For 16 years he was my writing partner. When I didn’t want to get out of bed to face writing my dissertation, grants, articles, or, most recently, book, he gave me a reason to get out of bed. After a walk filled with squirrel chasing or romps in the deep Vermont snow, my lethargy was replaced by readiness, at least most of the time. The long hour-length walks that morphed into short hour-length walks gave me the time do to prewriting and framing in my mind. Since I had written the day before, the thoughts were still fresh. When I was getting sucked into writing binges and hypomania, a nudge on the leg by a cold, wet nose got me to take the regular breaks that I would have otherwise skipped, and so he helped to make my writing routine sustainable.

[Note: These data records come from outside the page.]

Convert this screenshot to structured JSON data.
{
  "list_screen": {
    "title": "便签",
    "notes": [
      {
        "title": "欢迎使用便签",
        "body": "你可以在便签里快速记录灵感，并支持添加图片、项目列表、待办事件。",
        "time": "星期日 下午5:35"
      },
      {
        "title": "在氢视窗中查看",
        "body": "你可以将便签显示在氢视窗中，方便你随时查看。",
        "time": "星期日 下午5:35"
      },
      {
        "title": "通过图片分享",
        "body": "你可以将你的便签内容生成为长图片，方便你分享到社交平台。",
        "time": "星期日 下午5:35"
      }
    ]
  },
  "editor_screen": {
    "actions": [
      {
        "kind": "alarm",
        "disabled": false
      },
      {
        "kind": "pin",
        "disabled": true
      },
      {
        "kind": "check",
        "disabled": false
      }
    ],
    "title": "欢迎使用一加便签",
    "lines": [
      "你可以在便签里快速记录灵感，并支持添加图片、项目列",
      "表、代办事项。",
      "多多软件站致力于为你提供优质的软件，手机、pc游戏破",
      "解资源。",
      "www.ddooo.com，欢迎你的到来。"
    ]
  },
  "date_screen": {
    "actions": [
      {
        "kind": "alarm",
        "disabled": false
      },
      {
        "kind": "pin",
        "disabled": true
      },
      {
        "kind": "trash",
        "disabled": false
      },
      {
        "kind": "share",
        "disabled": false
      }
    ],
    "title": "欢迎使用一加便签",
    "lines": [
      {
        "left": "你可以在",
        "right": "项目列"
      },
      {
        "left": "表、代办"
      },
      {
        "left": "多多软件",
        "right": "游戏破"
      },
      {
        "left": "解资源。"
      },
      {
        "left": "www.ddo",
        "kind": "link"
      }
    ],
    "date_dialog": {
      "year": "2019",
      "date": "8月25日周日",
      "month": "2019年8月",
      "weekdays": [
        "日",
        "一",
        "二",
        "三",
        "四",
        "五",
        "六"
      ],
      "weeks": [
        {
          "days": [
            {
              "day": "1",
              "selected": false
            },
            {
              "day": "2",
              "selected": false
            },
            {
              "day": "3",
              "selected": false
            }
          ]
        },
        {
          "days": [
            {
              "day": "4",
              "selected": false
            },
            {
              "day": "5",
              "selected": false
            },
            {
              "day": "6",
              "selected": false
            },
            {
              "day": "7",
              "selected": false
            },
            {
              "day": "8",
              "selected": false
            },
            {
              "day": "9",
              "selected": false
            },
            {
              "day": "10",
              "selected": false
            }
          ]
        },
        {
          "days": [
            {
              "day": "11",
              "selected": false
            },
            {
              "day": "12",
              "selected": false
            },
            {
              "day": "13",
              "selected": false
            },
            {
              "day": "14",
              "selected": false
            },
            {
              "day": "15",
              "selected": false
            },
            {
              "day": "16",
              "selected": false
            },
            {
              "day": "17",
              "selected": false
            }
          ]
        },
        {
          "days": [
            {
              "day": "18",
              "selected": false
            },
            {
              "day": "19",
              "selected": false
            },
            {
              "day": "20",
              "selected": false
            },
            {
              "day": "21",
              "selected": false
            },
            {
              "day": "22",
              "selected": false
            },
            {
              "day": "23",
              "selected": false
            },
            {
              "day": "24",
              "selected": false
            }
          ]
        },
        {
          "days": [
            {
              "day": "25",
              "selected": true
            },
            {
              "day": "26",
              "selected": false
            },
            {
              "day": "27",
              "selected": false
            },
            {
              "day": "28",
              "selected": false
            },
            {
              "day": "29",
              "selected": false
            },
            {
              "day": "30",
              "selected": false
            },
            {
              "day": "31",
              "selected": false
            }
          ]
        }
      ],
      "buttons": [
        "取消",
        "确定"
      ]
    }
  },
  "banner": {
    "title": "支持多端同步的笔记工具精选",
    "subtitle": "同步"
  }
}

And now I miss him. To say that my writing routine is disrupted is an understatement. My life — our lives — are disrupted. He was a constant companion in our everyday routines. Our evening walks gave Rich and I a chance to talk about the day as Felix caught up on the latest doggy news from the neighborhood. While walking, Felix’s cute face and goofy gait spread joy as people smiled or petted him along the way, and often stayed too long at the stop sign while watching him through their car window.

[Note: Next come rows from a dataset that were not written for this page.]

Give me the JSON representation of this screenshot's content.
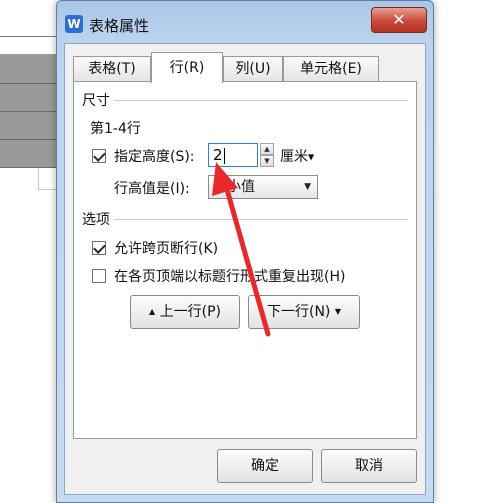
{
  "dialog": {
    "title": "表格属性",
    "app_icon_letter": "W",
    "close_symbol": "✕"
  },
  "tabs": [
    {
      "label": "表格(T)",
      "active": false
    },
    {
      "label": "行(R)",
      "active": true
    },
    {
      "label": "列(U)",
      "active": false
    },
    {
      "label": "单元格(E)",
      "active": false
    }
  ],
  "size_section": {
    "label": "尺寸",
    "rows_label": "第1-4行",
    "specify_height_label": "指定高度(S):",
    "specify_height_checked": true,
    "height_value": "2",
    "unit_label": "厘米",
    "row_height_is_label": "行高值是(I):",
    "row_height_mode": "最小值"
  },
  "options_section": {
    "label": "选项",
    "allow_break_label": "允许跨页断行(K)",
    "allow_break_checked": true,
    "repeat_header_label": "在各页顶端以标题行形式重复出现(H)",
    "repeat_header_checked": false
  },
  "nav": {
    "prev_label": "上一行(P)",
    "next_label": "下一行(N)"
  },
  "footer": {
    "ok_label": "确定",
    "cancel_label": "取消"
  },
  "colors": {
    "annotation_arrow": "#e8282b",
    "accent": "#2f7fd7"
  }
}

And for all that I am a proponent of regular writing routines, I am more committed to the belief that life comes first. I am appreciative that other, very accomplished writers share this same sentiment. In On Writing, Stephen King wrote, “Life isn’t a support system for art [referring to writing]. It’s the other way around.” And Irvin D. Yalom, a psychoanalysis and author, admitted in Staring at the Sun that when he deemed it important for his clients, he broke his morning writing routine to meet with one of them.
I don’t know what my future writing holds. I know it will never be the same. Felix was my writing partner during my entire writing life. I do know that writing about him is one of the things that is keeping me going. As is viewing pictures of him with my husband and watching video clips of Felix not listening to our "come" commands ("come" was considered a suggestion in Felix’s vocabulary).

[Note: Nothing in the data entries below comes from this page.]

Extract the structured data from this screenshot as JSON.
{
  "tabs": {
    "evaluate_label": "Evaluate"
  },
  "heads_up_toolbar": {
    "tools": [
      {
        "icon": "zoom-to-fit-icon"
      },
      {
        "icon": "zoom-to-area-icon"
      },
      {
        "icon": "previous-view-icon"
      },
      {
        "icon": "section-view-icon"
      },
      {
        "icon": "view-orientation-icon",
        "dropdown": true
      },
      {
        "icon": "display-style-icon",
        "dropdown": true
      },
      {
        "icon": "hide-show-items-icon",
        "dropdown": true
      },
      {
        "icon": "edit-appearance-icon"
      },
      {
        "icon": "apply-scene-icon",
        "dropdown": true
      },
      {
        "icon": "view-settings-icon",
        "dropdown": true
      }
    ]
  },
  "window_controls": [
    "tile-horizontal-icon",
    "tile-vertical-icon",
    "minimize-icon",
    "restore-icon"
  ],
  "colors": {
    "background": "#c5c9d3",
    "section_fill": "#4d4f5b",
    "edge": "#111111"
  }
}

So this column is a tribute to Felix and to the four-legged writing partners that keep many of you company as you are writing. Please give your writing companion a pat on the head or a scratch under the chin for me. Replenish the stash of treats by your desk and be extra generous this week. Value, love, and appreciate them as they support your writing and bring joy to your lives.
I had planned to start writing a series on writing blocks, but as you now know, that plan was not to be. Taking care of Felix the past few weeks while struggling with when would be the right time to say goodbye took priority over writing. Although he will no longer be snoring by my feet as I am writing, he will continue to show up in these columns from time to time, as he taught me many lessons about writing, myself, and life.
As of my next column, I will return to my plans to write a series on writer’s block.
Thank you for being part of my tribute to Felix. You can see a few pictures of my beloved pooch at www.pegboylesingle.com by clicking on Felix. I wish you much joy and happiness in the new year. Take care, Peg.